## Work to complete
Entries must be copied exactly, with nothing left out.

Extracted information START

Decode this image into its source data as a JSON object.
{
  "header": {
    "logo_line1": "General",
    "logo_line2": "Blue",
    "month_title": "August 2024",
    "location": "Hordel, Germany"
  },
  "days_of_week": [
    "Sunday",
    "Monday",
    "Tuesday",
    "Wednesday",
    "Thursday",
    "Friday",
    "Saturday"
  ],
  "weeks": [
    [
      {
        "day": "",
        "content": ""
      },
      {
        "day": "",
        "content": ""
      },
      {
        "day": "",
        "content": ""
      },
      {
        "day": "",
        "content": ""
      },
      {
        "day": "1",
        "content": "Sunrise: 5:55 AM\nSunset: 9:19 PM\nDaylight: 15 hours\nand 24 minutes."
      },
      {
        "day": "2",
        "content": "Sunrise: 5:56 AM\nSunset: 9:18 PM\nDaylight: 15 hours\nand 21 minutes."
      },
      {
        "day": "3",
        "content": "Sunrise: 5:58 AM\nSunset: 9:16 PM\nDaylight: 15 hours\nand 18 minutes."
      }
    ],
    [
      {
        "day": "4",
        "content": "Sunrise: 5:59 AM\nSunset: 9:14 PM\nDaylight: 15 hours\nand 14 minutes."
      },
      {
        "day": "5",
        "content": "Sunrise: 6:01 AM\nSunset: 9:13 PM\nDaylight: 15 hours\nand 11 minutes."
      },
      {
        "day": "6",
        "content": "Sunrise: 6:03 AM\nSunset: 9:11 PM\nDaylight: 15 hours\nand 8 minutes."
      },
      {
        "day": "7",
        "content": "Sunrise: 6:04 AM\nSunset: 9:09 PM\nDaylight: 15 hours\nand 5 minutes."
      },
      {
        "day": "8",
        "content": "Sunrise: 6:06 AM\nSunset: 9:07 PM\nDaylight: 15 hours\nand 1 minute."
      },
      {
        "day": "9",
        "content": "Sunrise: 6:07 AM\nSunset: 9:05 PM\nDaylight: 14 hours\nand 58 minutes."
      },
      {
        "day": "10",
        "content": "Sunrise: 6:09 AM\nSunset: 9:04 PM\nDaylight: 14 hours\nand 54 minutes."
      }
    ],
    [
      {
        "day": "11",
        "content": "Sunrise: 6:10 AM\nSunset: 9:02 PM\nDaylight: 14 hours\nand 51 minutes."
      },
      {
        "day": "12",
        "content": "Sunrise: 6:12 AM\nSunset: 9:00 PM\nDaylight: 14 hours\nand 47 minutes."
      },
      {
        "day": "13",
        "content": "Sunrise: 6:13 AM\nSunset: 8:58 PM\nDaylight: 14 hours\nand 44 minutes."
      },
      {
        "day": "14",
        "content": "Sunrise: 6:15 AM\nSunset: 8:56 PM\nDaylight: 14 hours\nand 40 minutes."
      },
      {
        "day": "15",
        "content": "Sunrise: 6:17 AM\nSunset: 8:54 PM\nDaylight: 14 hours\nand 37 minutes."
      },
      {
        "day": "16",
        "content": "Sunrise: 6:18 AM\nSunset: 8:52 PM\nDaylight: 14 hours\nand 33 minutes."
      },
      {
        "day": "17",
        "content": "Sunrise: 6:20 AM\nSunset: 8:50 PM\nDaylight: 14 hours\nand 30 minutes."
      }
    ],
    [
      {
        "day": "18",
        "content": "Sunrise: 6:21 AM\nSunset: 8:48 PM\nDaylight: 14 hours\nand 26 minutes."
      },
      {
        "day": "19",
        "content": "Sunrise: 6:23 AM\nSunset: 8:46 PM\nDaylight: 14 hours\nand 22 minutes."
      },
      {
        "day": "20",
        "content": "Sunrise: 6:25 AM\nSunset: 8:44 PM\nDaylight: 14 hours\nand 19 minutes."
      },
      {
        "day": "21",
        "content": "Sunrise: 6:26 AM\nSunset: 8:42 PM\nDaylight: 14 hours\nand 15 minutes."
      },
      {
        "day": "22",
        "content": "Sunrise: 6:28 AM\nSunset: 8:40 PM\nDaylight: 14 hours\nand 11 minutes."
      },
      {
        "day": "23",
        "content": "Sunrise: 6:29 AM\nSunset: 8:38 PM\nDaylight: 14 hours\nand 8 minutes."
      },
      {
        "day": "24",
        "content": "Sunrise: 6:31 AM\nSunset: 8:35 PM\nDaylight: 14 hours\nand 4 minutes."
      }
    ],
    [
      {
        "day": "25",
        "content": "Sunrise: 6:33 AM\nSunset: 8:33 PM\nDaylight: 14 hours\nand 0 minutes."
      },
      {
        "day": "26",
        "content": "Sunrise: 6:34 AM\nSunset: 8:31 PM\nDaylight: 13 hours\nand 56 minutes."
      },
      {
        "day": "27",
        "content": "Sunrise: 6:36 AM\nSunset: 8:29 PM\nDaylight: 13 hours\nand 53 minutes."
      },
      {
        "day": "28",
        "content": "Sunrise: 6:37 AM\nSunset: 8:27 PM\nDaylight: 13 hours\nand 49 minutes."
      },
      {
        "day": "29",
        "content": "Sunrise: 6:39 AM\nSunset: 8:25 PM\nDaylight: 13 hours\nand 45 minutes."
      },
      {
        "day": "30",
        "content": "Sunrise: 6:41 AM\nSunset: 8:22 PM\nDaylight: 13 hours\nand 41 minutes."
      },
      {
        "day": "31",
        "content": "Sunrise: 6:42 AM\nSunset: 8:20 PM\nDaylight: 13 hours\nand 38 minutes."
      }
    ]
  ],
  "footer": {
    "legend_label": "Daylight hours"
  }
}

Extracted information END

## Answer for the task
Decode this image into its source data as a JSON object.
{
  "header": {
    "logo_line1": "General",
    "logo_line2": "Blue",
    "month_title": "August 2024",
    "location": "Hordel, Germany"
  },
  "days_of_week": [
    "Sunday",
    "Monday",
    "Tuesday",
    "Wednesday",
    "Thursday",
    "Friday",
    "Saturday"
  ],
  "weeks": [
    [
      {
        "day": "",
        "content": ""
      },
      {
        "day": "",
        "content": ""
      },
      {
        "day": "",
        "content": ""
      },
      {
        "day": "",
        "content": ""
      },
      {
        "day": "1",
        "content": "Sunrise: 5:55 AM\nSunset: 9:19 PM\nDaylight: 15 hours\nand 24 minutes."
      },
      {
        "day": "2",
        "content": "Sunrise: 5:56 AM\nSunset: 9:18 PM\nDaylight: 15 hours\nand 21 minutes."
      },
      {
        "day": "3",
        "content": "Sunrise: 5:58 AM\nSunset: 9:16 PM\nDaylight: 15 hours\nand 18 minutes."
      }
    ],
    [
      {
        "day": "4",
        "content": "Sunrise: 5:59 AM\nSunset: 9:14 PM\nDaylight: 15 hours\nand 14 minutes."
      },
      {
        "day": "5",
        "content": "Sunrise: 6:01 AM\nSunset: 9:13 PM\nDaylight: 15 hours\nand 11 minutes."
      },
      {
        "day": "6",
        "content": "Sunrise: 6:03 AM\nSunset: 9:11 PM\nDaylight: 15 hours\nand 8 minutes."
      },
      {
        "day": "7",
        "content": "Sunrise: 6:04 AM\nSunset: 9:09 PM\nDaylight: 15 hours\nand 5 minutes."
      },
      {
        "day": "8",
        "content": "Sunrise: 6:06 AM\nSunset: 9:07 PM\nDaylight: 15 hours\nand 1 minute."
      },
      {
        "day": "9",
        "content": "Sunrise: 6:07 AM\nSunset: 9:05 PM\nDaylight: 14 hours\nand 58 minutes."
      },
      {
        "day": "10",
        "content": "Sunrise: 6:09 AM\nSunset: 9:04 PM\nDaylight: 14 hours\nand 54 minutes."
      }
    ],
    [
      {
        "day": "11",
        "content": "Sunrise: 6:10 AM\nSunset: 9:02 PM\nDaylight: 14 hours\nand 51 minutes."
      },
      {
        "day": "12",
        "content": "Sunrise: 6:12 AM\nSunset: 9:00 PM\nDaylight: 14 hours\nand 47 minutes."
      },
      {
        "day": "13",
        "content": "Sunrise: 6:13 AM\nSunset: 8:58 PM\nDaylight: 14 hours\nand 44 minutes."
      },
      {
        "day": "14",
        "content": "Sunrise: 6:15 AM\nSunset: 8:56 PM\nDaylight: 14 hours\nand 40 minutes."
      },
      {
        "day": "15",
        "content": "Sunrise: 6:17 AM\nSunset: 8:54 PM\nDaylight: 14 hours\nand 37 minutes."
      },
      {
        "day": "16",
        "content": "Sunrise: 6:18 AM\nSunset: 8:52 PM\nDaylight: 14 hours\nand 33 minutes."
      },
      {
        "day": "17",
        "content": "Sunrise: 6:20 AM\nSunset: 8:50 PM\nDaylight: 14 hours\nand 30 minutes."
      }
    ],
    [
      {
        "day": "18",
        "content": "Sunrise: 6:21 AM\nSunset: 8:48 PM\nDaylight: 14 hours\nand 26 minutes."
      },
      {
        "day": "19",
        "content": "Sunrise: 6:23 AM\nSunset: 8:46 PM\nDaylight: 14 hours\nand 22 minutes."
      },
      {
        "day": "20",
        "content": "Sunrise: 6:25 AM\nSunset: 8:44 PM\nDaylight: 14 hours\nand 19 minutes."
      },
      {
        "day": "21",
        "content": "Sunrise: 6:26 AM\nSunset: 8:42 PM\nDaylight: 14 hours\nand 15 minutes."
      },
      {
        "day": "22",
        "content": "Sunrise: 6:28 AM\nSunset: 8:40 PM\nDaylight: 14 hours\nand 11 minutes."
      },
      {
        "day": "23",
        "content": "Sunrise: 6:29 AM\nSunset: 8:38 PM\nDaylight: 14 hours\nand 8 minutes."
      },
      {
        "day": "24",
        "content": "Sunrise: 6:31 AM\nSunset: 8:35 PM\nDaylight: 14 hours\nand 4 minutes."
      }
    ],
    [
      {
        "day": "25",
        "content": "Sunrise: 6:33 AM\nSunset: 8:33 PM\nDaylight: 14 hours\nand 0 minutes."
      },
      {
        "day": "26",
        "content": "Sunrise: 6:34 AM\nSunset: 8:31 PM\nDaylight: 13 hours\nand 56 minutes."
      },
      {
        "day": "27",
        "content": "Sunrise: 6:36 AM\nSunset: 8:29 PM\nDaylight: 13 hours\nand 53 minutes."
      },
      {
        "day": "28",
        "content": "Sunrise: 6:37 AM\nSunset: 8:27 PM\nDaylight: 13 hours\nand 49 minutes."
      },
      {
        "day": "29",
        "content": "Sunrise: 6:39 AM\nSunset: 8:25 PM\nDaylight: 13 hours\nand 45 minutes."
      },
      {
        "day": "30",
        "content": "Sunrise: 6:41 AM\nSunset: 8:22 PM\nDaylight: 13 hours\nand 41 minutes."
      },
      {
        "day": "31",
        "content": "Sunrise: 6:42 AM\nSunset: 8:20 PM\nDaylight: 13 hours\nand 38 minutes."
      }
    ]
  ],
  "footer": {
    "legend_label": "Daylight hours"
  }
}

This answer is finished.